▸ **Interface dataset entries**:
┄┄┄┄┄┄┄┄┄┄┄┄┄┄┄┄┄┄┄┄
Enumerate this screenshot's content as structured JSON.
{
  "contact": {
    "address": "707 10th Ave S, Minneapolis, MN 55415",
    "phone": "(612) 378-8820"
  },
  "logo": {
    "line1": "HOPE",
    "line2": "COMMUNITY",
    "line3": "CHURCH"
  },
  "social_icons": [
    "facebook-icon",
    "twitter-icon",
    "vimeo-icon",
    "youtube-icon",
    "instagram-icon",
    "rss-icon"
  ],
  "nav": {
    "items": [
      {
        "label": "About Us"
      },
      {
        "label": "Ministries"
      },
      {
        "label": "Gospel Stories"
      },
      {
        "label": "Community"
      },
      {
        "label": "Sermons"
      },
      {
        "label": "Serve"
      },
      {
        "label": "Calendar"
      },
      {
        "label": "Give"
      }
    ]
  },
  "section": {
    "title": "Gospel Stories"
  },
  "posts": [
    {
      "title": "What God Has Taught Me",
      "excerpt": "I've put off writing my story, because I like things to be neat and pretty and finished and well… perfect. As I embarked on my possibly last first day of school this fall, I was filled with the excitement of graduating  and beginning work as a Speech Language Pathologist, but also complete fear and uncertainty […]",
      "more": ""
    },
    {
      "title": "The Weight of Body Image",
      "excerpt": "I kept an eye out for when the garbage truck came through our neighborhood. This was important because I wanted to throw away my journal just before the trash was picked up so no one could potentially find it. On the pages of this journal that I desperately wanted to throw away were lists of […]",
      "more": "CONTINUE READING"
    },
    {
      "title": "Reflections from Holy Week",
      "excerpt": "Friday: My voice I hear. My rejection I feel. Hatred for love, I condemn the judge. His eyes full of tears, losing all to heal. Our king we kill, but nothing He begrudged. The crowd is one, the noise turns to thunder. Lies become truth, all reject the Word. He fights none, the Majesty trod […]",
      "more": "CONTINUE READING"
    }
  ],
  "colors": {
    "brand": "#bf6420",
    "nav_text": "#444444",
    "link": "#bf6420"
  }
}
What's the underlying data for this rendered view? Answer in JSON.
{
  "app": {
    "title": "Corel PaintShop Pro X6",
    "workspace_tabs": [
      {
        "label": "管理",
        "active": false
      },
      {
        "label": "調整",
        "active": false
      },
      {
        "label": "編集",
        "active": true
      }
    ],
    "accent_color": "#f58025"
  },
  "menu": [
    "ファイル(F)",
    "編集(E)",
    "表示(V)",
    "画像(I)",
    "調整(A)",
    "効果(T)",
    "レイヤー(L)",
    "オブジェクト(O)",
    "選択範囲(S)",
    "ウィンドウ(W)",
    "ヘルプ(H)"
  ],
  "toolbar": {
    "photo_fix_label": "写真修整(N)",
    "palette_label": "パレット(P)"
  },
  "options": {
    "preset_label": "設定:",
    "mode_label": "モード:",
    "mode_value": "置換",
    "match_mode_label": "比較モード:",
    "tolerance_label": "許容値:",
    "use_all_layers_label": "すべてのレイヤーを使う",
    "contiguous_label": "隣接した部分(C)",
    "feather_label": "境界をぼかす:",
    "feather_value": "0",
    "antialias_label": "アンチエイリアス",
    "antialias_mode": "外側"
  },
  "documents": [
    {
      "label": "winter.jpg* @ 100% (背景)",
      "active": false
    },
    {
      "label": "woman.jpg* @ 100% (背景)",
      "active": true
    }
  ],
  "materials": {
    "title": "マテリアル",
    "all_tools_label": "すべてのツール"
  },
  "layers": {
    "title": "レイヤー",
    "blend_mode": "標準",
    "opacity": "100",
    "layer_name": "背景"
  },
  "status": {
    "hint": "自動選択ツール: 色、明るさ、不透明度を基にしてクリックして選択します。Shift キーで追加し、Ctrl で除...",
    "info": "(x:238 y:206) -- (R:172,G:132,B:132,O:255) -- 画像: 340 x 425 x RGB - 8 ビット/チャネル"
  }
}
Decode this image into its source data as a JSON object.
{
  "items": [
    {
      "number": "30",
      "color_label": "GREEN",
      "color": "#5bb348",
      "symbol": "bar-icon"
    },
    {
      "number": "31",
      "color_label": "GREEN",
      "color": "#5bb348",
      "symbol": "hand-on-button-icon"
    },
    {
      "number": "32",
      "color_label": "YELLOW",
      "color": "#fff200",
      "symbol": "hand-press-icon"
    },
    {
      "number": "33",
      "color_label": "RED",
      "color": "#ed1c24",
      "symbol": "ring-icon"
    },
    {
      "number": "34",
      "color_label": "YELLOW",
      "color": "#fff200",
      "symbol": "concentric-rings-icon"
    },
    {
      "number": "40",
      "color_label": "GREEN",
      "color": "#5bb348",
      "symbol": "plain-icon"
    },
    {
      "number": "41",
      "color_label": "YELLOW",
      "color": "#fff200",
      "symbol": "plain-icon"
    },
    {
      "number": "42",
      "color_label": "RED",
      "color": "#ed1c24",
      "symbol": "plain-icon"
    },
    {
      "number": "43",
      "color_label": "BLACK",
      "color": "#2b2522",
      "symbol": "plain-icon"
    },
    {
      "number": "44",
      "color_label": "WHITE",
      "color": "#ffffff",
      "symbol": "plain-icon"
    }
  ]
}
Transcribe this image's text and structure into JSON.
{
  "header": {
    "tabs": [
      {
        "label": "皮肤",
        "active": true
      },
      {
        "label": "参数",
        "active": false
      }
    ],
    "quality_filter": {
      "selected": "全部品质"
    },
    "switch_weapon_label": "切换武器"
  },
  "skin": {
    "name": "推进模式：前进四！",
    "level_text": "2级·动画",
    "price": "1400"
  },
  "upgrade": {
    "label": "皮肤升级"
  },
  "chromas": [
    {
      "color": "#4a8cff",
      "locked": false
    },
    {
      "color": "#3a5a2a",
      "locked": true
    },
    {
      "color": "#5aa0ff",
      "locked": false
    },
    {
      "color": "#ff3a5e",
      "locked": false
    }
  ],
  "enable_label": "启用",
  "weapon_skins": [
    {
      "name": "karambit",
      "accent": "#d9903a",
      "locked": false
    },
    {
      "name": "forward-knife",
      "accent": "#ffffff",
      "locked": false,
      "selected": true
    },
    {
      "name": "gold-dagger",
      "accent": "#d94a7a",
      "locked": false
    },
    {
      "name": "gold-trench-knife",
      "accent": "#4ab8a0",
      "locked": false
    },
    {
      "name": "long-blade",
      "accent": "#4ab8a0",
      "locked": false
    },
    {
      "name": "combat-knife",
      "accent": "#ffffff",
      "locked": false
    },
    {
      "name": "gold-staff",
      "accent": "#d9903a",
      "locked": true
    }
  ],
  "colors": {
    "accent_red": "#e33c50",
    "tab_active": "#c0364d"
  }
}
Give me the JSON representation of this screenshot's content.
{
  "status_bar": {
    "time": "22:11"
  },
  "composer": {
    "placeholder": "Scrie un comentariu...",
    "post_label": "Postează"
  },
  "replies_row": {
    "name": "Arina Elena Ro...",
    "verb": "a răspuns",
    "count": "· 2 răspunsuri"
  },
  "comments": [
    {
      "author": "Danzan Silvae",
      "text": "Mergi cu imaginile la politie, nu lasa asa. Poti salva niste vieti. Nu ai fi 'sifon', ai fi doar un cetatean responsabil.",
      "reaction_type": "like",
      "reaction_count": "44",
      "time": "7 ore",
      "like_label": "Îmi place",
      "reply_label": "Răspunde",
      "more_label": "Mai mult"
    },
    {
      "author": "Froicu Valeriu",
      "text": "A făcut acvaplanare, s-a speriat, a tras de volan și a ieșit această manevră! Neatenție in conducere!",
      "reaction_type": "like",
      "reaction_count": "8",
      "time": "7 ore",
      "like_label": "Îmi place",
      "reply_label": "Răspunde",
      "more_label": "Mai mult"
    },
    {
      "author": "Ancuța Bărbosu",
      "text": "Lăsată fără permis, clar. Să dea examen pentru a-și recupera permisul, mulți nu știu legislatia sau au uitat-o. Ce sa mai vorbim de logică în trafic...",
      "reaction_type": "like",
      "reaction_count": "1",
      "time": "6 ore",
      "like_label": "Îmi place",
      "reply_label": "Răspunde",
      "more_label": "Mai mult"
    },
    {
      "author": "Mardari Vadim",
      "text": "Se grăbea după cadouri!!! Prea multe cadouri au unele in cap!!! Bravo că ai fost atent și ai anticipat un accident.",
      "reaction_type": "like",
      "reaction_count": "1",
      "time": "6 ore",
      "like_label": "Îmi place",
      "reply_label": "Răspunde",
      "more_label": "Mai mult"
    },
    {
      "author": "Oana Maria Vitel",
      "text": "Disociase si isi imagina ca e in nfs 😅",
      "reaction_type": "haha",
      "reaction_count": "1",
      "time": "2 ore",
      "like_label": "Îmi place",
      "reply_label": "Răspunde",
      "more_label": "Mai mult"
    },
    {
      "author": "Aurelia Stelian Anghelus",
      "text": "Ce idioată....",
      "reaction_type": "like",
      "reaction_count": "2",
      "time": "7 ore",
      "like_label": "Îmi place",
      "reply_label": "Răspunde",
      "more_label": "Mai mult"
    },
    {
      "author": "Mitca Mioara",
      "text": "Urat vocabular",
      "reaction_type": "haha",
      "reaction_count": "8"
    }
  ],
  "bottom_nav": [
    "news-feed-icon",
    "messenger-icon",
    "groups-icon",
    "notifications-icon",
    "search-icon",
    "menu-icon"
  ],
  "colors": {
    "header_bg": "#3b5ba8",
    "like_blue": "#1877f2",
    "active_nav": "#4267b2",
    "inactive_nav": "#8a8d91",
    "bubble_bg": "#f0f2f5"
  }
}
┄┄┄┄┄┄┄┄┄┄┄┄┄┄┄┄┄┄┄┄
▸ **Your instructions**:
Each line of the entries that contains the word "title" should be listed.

▸ **Exercise result**:
    "title": "Gospel Stories"
      "title": "What God Has Taught Me",
      "title": "The Weight of Body Image",
      "title": "Reflections from Holy Week",
    "title": "Corel PaintShop Pro X6",
    "title": "マテリアル",
    "title": "レイヤー",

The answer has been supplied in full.